> _The problem_: Search the entries below for the word "percent" and copy every line where it appears.

[Dataset rows for apps and sites]
● ● ●

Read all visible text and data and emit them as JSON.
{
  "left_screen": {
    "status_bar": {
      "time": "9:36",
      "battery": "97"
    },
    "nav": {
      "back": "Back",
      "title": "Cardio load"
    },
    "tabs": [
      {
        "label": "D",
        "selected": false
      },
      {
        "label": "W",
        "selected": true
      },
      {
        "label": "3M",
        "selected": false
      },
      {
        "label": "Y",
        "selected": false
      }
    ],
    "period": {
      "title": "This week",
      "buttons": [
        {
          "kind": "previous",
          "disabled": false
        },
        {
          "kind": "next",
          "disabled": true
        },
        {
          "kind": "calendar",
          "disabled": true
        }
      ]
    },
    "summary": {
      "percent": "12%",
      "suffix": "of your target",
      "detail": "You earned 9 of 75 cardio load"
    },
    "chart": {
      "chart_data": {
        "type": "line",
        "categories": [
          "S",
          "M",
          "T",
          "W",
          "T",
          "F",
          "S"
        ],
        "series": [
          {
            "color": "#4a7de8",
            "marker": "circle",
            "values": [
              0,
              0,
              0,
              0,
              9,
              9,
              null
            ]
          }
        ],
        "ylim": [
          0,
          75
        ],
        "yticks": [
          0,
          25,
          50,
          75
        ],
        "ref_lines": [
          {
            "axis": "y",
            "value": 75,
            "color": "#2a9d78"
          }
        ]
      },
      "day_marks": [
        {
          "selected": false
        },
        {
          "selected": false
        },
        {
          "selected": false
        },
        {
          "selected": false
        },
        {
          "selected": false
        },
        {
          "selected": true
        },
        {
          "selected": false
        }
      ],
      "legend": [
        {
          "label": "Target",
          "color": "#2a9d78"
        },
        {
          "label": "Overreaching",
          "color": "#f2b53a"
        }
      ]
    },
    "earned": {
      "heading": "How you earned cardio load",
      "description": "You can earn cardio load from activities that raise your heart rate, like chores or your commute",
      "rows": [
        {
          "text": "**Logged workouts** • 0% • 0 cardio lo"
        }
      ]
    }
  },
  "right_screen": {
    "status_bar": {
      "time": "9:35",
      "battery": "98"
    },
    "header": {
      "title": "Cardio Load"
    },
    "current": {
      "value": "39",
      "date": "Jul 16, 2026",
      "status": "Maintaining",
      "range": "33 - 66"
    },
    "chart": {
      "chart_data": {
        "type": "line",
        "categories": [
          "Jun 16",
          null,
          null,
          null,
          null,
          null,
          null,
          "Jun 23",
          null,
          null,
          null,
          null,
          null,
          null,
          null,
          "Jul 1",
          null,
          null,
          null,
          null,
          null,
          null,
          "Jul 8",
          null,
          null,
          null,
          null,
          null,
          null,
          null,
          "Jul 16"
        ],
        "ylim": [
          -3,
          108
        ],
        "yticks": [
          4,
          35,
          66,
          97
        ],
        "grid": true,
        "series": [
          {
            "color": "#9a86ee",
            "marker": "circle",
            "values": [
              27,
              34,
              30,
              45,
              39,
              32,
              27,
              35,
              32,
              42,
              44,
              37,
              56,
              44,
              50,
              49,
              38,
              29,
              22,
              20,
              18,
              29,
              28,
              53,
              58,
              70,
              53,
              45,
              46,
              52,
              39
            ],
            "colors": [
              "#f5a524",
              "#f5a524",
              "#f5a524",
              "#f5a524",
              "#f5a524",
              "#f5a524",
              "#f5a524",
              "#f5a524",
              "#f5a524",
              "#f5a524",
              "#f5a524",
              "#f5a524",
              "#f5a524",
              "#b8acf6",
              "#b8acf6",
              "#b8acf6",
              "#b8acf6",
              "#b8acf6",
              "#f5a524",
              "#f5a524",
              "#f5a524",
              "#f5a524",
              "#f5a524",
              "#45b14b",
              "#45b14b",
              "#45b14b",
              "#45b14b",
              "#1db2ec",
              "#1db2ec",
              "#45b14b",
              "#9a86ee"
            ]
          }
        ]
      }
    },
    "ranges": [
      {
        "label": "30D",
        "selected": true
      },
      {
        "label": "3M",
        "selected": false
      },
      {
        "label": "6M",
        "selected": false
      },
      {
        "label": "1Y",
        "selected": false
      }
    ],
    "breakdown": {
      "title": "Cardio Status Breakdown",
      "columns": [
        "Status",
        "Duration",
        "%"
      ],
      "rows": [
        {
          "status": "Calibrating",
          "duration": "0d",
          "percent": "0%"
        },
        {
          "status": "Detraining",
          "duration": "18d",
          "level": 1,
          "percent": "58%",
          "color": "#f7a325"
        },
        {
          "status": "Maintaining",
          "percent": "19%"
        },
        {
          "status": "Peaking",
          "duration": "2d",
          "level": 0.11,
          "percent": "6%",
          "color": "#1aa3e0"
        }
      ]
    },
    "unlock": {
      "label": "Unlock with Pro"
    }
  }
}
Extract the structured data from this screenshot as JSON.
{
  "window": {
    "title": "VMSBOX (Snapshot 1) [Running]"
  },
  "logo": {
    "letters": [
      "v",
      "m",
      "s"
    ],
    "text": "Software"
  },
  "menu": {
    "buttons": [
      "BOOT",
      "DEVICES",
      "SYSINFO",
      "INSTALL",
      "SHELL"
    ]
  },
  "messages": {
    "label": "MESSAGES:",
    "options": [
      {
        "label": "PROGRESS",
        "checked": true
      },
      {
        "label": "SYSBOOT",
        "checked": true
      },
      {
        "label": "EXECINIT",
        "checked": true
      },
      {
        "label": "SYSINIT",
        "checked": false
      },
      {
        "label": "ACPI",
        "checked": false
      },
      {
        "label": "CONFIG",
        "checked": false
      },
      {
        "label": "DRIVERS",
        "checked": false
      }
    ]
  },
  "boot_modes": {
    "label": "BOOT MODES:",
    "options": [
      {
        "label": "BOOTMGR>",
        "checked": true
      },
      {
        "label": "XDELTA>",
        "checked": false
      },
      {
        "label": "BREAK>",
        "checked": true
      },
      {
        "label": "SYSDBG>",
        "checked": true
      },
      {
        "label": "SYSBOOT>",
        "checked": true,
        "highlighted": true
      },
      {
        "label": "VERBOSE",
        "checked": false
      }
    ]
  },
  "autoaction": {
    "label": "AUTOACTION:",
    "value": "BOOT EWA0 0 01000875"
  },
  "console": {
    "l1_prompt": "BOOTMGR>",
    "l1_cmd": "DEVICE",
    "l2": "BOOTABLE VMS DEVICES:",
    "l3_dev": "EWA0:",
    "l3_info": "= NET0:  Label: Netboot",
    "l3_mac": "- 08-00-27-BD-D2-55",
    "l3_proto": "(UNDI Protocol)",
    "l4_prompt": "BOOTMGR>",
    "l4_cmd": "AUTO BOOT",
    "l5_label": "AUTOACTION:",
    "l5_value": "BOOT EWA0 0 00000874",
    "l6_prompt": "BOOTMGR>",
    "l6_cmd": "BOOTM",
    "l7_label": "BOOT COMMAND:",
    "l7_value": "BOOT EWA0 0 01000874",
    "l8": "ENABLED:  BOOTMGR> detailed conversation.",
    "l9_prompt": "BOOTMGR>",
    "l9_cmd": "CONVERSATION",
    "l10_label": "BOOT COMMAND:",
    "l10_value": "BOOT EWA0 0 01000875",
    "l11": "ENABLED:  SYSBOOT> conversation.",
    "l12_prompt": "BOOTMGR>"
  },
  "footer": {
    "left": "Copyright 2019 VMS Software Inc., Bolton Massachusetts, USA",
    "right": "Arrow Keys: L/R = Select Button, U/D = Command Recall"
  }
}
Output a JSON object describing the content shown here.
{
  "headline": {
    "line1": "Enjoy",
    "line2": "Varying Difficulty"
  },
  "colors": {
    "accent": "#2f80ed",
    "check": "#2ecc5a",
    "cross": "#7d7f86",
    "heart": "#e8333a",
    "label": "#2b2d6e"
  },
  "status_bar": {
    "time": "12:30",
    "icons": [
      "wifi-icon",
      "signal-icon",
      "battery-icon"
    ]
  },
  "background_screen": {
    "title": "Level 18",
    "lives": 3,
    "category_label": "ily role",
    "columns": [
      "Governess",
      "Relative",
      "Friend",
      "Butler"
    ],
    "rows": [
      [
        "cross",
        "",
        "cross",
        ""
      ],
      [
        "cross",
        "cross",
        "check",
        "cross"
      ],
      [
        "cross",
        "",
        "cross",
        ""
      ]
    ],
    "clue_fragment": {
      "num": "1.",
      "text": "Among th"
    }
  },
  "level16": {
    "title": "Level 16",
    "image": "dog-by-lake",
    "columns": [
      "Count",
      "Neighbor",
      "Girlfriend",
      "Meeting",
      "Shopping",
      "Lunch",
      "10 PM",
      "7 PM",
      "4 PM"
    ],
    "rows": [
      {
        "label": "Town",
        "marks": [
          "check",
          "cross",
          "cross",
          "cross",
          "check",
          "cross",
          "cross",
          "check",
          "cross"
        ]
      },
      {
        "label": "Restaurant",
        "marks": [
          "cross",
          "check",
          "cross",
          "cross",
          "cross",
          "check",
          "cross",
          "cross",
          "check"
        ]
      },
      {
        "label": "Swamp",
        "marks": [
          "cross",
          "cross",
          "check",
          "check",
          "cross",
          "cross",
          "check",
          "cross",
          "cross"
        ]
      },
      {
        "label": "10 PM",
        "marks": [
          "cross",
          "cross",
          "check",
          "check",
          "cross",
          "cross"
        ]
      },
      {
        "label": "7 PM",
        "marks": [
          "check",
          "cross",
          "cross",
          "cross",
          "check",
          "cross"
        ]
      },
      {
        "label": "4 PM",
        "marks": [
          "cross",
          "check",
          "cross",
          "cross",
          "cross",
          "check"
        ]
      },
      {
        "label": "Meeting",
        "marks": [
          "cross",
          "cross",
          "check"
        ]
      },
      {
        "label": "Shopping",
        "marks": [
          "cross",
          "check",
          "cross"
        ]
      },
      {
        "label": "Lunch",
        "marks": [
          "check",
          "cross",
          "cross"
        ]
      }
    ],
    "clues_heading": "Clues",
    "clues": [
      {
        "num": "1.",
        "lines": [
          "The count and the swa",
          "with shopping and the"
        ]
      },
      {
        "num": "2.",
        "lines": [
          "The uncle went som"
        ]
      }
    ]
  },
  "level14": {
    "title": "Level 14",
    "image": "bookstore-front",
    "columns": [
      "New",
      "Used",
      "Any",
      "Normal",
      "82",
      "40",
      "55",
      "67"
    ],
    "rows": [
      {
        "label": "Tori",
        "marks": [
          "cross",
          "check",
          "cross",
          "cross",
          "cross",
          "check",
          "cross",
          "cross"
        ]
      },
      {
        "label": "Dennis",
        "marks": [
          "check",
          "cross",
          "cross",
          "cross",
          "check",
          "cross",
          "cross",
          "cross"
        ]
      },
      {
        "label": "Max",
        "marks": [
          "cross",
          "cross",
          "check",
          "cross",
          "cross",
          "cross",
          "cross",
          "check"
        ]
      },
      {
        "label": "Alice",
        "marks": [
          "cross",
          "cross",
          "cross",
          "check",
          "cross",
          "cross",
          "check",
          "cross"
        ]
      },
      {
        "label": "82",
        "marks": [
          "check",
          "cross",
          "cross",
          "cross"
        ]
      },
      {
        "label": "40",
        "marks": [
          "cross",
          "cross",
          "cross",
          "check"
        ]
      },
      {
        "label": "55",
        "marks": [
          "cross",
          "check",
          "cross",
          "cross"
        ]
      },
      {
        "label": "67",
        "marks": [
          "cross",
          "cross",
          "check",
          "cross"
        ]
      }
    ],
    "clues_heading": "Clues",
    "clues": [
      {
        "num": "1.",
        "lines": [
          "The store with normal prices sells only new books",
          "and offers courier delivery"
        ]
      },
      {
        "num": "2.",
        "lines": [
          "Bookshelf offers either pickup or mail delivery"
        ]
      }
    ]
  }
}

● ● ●

> _Answer for this exercise_:
      "percent": "12%",
          "percent": "0%"
          "percent": "58%",
          "percent": "19%"
          "percent": "6%",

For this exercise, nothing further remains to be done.